**textbook:** There is no required textbook, but you can find useful resources here.

grading

The following is a tentative grading scheme:

**homework (30%):** There will be 6 homework assignments, each containing both a written component and a coding component. The written portion will be submitted via GradeScope; the coding portion will be submitted both via GradeScope and programmatically to an autograder. Detailed instructions will be provided in the assignment.

**project (25%):** We will provide more details on the final project shortly.

**final exam (30%):** There will be a 2 hour long final exam during finals period, covering content from the entire course.

**quizzes (10%):** There will be 12 (roughly weekly) quizzes testing basic understanding of the material covered that week; these will be submitted on GradeScope. You will receive full credit if you correctly answer at least 50% of the questions.

**participation (5%):** You are expected to participate by coming to class, asking/answering questions on Ed Discussion, etc.

**grading scheme:** A+: 95+, A: 90-95, A-: 85-90, B+: 80-85, B: 75-80, B-: 70-75, lower passing grades: 50-70 (may be curved upwards)

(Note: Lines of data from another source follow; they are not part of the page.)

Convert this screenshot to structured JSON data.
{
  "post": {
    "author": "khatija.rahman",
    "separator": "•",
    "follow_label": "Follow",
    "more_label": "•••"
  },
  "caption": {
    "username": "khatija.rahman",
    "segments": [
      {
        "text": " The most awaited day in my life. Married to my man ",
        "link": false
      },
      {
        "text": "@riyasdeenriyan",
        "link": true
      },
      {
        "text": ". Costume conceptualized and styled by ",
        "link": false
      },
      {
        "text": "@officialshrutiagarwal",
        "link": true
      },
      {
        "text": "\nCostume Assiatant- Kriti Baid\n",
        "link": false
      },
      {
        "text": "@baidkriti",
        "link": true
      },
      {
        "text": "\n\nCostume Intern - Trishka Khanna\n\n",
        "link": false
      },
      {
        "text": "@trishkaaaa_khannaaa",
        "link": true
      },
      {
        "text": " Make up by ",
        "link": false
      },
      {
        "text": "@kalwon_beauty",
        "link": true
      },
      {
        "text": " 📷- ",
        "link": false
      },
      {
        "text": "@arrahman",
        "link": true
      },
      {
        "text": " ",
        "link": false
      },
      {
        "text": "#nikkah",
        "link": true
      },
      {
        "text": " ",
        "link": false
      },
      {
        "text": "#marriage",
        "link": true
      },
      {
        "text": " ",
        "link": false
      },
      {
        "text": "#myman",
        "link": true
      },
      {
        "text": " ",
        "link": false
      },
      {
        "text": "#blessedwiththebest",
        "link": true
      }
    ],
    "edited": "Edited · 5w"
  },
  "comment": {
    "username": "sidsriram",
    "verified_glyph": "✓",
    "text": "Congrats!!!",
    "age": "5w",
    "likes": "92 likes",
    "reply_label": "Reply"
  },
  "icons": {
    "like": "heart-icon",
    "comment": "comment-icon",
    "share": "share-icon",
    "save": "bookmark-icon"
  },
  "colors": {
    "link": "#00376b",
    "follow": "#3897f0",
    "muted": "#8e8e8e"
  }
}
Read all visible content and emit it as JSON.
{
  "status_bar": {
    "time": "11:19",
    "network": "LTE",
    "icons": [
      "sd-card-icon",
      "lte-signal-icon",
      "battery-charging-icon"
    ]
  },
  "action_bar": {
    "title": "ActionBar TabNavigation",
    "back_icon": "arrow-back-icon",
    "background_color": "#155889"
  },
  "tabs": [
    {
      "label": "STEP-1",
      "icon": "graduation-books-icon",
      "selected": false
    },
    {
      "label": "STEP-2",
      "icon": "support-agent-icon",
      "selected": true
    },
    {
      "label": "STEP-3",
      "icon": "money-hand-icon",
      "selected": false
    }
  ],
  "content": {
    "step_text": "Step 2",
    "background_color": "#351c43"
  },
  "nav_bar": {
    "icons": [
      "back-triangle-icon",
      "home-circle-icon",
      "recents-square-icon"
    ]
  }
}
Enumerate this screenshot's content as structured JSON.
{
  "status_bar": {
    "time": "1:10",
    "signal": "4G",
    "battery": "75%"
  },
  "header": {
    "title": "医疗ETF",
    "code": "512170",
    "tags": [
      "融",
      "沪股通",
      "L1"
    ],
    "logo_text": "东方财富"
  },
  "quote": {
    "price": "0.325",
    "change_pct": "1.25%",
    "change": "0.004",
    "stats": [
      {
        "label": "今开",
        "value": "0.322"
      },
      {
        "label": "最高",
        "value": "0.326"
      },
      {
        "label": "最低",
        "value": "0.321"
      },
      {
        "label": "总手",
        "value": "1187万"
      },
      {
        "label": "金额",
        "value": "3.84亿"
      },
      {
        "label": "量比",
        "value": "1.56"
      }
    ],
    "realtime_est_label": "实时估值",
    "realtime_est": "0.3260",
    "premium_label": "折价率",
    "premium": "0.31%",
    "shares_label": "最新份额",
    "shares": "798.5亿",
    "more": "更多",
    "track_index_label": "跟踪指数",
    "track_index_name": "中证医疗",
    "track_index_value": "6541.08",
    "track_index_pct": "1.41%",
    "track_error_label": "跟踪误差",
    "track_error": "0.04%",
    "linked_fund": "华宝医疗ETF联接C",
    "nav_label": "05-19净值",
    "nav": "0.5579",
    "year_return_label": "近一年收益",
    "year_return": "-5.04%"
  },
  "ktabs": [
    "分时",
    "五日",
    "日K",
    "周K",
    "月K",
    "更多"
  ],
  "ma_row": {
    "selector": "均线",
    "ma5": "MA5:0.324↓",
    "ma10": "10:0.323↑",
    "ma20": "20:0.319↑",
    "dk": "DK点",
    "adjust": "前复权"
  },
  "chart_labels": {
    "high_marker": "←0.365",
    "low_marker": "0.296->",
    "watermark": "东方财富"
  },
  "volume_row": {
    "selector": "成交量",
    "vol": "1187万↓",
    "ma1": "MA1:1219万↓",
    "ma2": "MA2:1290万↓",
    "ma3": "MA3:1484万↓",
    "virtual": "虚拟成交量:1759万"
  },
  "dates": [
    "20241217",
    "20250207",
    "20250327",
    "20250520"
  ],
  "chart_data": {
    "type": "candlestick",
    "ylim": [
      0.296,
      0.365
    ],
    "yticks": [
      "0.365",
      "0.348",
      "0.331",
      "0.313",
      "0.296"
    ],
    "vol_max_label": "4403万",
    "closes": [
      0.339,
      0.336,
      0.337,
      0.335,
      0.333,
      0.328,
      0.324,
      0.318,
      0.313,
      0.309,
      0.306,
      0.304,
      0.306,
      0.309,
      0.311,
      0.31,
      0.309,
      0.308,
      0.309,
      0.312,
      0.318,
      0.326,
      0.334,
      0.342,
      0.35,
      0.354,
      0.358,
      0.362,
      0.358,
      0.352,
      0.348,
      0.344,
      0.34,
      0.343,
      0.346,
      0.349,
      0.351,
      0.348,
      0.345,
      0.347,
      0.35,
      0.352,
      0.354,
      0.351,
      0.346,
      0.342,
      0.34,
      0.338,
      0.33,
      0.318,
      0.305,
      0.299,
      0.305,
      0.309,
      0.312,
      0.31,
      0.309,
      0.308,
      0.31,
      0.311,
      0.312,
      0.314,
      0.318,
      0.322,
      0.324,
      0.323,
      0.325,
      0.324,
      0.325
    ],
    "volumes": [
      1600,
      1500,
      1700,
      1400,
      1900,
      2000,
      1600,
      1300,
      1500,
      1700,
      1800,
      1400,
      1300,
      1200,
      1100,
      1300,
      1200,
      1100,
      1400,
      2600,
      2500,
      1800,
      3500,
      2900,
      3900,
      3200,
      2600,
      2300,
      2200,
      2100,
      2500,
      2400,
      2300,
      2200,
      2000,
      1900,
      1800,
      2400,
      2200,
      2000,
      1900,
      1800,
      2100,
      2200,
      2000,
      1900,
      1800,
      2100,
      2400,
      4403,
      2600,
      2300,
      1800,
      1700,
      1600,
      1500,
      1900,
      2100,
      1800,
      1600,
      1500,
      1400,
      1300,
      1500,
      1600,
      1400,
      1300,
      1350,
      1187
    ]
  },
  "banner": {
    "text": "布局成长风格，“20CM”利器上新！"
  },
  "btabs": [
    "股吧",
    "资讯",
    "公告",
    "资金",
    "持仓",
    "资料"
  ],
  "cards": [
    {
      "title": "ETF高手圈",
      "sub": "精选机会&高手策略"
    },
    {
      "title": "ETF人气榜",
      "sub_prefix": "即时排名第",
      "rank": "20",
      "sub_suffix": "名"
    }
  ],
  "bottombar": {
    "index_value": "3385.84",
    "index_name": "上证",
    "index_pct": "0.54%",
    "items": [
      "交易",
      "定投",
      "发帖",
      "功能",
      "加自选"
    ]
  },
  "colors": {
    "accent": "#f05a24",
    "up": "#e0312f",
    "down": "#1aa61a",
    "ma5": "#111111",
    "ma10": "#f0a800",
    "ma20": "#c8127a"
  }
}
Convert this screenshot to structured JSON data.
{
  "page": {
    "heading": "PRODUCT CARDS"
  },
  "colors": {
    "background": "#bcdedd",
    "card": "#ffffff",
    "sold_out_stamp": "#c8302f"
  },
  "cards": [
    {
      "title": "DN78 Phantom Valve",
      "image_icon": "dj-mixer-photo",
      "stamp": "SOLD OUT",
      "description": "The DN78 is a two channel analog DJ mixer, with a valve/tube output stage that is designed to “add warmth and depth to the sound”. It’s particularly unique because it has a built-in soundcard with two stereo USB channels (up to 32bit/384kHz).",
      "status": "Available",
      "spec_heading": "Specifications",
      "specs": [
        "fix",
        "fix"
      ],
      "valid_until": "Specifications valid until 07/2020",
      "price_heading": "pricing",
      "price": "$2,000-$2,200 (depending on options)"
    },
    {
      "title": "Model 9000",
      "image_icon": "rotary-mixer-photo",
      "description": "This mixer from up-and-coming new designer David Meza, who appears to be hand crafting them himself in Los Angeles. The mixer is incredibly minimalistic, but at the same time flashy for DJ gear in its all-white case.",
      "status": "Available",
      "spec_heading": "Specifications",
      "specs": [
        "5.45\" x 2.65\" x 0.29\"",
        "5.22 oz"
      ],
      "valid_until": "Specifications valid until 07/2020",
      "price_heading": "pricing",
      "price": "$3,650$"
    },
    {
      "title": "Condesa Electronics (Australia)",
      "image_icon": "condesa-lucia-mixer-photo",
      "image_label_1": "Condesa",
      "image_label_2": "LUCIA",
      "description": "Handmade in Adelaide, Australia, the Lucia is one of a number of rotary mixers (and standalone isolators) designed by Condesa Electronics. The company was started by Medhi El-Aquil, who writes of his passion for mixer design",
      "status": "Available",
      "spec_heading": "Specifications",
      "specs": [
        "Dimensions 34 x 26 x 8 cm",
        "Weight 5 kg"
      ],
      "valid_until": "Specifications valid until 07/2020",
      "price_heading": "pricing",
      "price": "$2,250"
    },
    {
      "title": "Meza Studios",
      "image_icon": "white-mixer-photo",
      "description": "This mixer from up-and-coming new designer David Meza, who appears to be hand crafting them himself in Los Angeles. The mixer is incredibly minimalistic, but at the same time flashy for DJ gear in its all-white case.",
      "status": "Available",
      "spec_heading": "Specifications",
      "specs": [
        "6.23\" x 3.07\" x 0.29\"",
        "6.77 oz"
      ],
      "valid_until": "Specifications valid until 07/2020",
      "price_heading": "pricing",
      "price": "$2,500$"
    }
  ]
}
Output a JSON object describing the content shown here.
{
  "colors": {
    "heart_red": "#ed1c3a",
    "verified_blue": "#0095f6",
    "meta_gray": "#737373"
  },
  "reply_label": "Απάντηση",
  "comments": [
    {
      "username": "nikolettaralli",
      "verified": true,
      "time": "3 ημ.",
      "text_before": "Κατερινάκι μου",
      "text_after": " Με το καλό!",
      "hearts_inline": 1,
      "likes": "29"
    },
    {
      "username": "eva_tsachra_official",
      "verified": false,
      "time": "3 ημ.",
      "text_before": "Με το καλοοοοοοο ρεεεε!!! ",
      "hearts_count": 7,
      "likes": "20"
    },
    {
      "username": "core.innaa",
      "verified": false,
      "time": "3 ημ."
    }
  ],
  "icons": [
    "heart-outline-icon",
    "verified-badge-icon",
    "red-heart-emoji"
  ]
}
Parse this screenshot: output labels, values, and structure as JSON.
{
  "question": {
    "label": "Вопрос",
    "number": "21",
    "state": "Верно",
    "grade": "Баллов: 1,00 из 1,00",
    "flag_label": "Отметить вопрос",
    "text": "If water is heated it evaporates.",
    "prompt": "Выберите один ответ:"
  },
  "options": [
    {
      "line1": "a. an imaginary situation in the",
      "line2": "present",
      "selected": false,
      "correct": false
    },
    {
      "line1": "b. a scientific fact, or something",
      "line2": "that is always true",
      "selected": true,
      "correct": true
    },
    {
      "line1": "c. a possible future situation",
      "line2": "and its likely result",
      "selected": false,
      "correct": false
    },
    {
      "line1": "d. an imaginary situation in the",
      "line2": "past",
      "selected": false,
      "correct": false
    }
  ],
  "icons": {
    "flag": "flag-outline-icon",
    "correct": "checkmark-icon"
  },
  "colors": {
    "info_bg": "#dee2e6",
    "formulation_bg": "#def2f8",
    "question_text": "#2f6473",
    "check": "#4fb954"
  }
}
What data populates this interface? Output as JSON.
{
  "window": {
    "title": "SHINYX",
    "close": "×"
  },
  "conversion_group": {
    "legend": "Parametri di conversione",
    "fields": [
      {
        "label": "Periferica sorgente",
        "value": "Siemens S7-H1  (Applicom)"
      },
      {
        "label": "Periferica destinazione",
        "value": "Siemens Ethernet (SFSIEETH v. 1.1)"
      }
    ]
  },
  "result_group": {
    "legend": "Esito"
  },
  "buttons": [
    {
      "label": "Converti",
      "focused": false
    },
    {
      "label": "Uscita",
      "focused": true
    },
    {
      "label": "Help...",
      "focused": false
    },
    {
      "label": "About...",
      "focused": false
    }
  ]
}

**late policy:** For homework assignments, you will lose 0.5% per late hour (rounded up), with a maximum of 48 late hours per assignment. For example, if you submit HW 1 20 hours late, you lose 10% of points on HW 1 (which is 0.5% of your overall course grade). If you have medical reason for an extension, send the professor a copy of your medical visit report, and we will grant an extension (typically 2 days); we will consider other requests on a case-by-case basis.